I was down in the Keys to see the races, and unfortunately, the racer who we were connected with, Jeff Tillman, passed away after this accident. They were driving Big Thunder 100, which apparently was running with an all-new hull. It weighed 18,000 lbs and had nearly 5,000 horsepower. The Key West races ultimately cost another racer later in the weekend as a driver succumbed to injuries in a race two days later, making for three deaths in as many days.
I’d never been to the races, and obviously the specter of having someone die completely changed the entire event for everyone. I was there as a guest of Tillman and Big Thunder, but as it turned out, had not gone down to the races that day. I have to say that the show is incredible. Sound, speed, sights, amazing. Obviously, though, something needs to be sorted to have different results.
I also enjoyed not really knowing what was going on, spending so much time in other racing environments where I feel more comfortable. In that way–in also in the sound, speed, paddock set up, it reminded me of going to the Reno Air Race last year, which of course this year also turned deadly with that accident this year.
I happened to sit next to the crew chief for Big Thunder on the flight out of Key West. He was obviously still shaken by the whole thing, having had to not just deal with the loss, but also too the grim aftermath of still packing everything up and tearing down the paddock. He knew the boats owner (Throttle man), who also died in the accident and he kept saying that “the boat was good, we didn’t need to be pushing that hard. We were fine for second place and it was only a half points race…I don’t know why he was being so aggressive.” Of course, with this and Wheldon’s accident, that same question-pushing so hard so early in an event- is so tough to deal with, and seems so clear in the space of retrospect.
In any case, a very sad way to be introduced to a sport. I’m sorry I never actually got to meet Tillman.
One thought on “So, this happened”

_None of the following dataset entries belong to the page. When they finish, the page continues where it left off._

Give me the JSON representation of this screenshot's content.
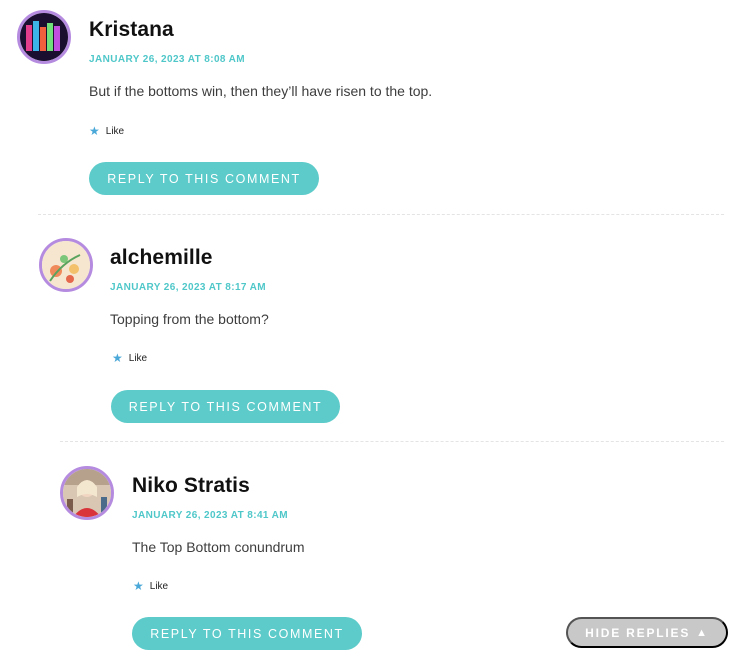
{
  "comments": [
    {
      "author": "Kristana",
      "date": "JANUARY 26, 2023 AT 8:08 AM",
      "text": "But if the bottoms win, then they’ll have risen to the top.",
      "like_label": "Like",
      "reply_label": "REPLY TO THIS COMMENT"
    },
    {
      "author": "alchemille",
      "date": "JANUARY 26, 2023 AT 8:17 AM",
      "text": "Topping from the bottom?",
      "like_label": "Like",
      "reply_label": "REPLY TO THIS COMMENT"
    },
    {
      "author": "Niko Stratis",
      "date": "JANUARY 26, 2023 AT 8:41 AM",
      "text": "The Top Bottom conundrum",
      "like_label": "Like",
      "reply_label": "REPLY TO THIS COMMENT"
    }
  ],
  "hide_replies": {
    "label": "HIDE REPLIES",
    "icon": "caret-up-icon"
  },
  "colors": {
    "accent": "#5ccbc9",
    "date": "#4fc7c9",
    "avatar_border": "#b58be0",
    "like_star": "#4aa8d8",
    "hide_button": "#c8c8c8"
  }
}
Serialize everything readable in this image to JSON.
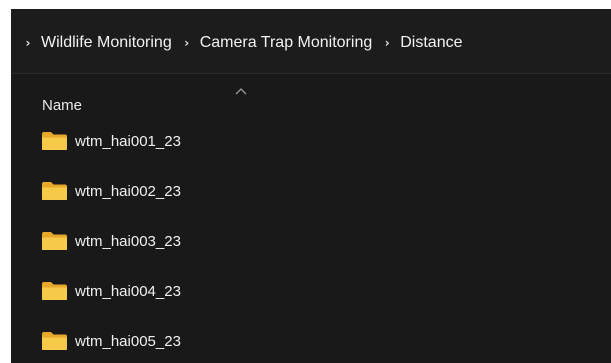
{
  "breadcrumb": {
    "separator": "›",
    "items": [
      "Wildlife Monitoring",
      "Camera Trap Monitoring",
      "Distance"
    ]
  },
  "column_header": {
    "label": "Name",
    "sort_icon": "chevron-up-icon"
  },
  "files": [
    {
      "name": "wtm_hai001_23",
      "icon": "folder-icon"
    },
    {
      "name": "wtm_hai002_23",
      "icon": "folder-icon"
    },
    {
      "name": "wtm_hai003_23",
      "icon": "folder-icon"
    },
    {
      "name": "wtm_hai004_23",
      "icon": "folder-icon"
    },
    {
      "name": "wtm_hai005_23",
      "icon": "folder-icon"
    }
  ],
  "colors": {
    "background": "#191919",
    "text": "#f0f0f0",
    "folder": "#f5c542"
  }
}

Matt, not to push my own agenda, but you should stop by the IMA and see Brian’s exhibit. One of the pieces includes a video clip from the 1938 movie Test Pilot, in which Myrna Loy says over and over the thing she gives thanks for at the end of every day: that her test pilot husband is “still alive, still alive, still alive”. It is sad to lose these people, and especially tragic for their families, but I believe the people who love to test the limits of our human abilities – for speed, for going further – at the very least die happy in doing what they loved to do the most. My father, who had a box at the Reno races for twenty years and is a former pilot, would say the same thing.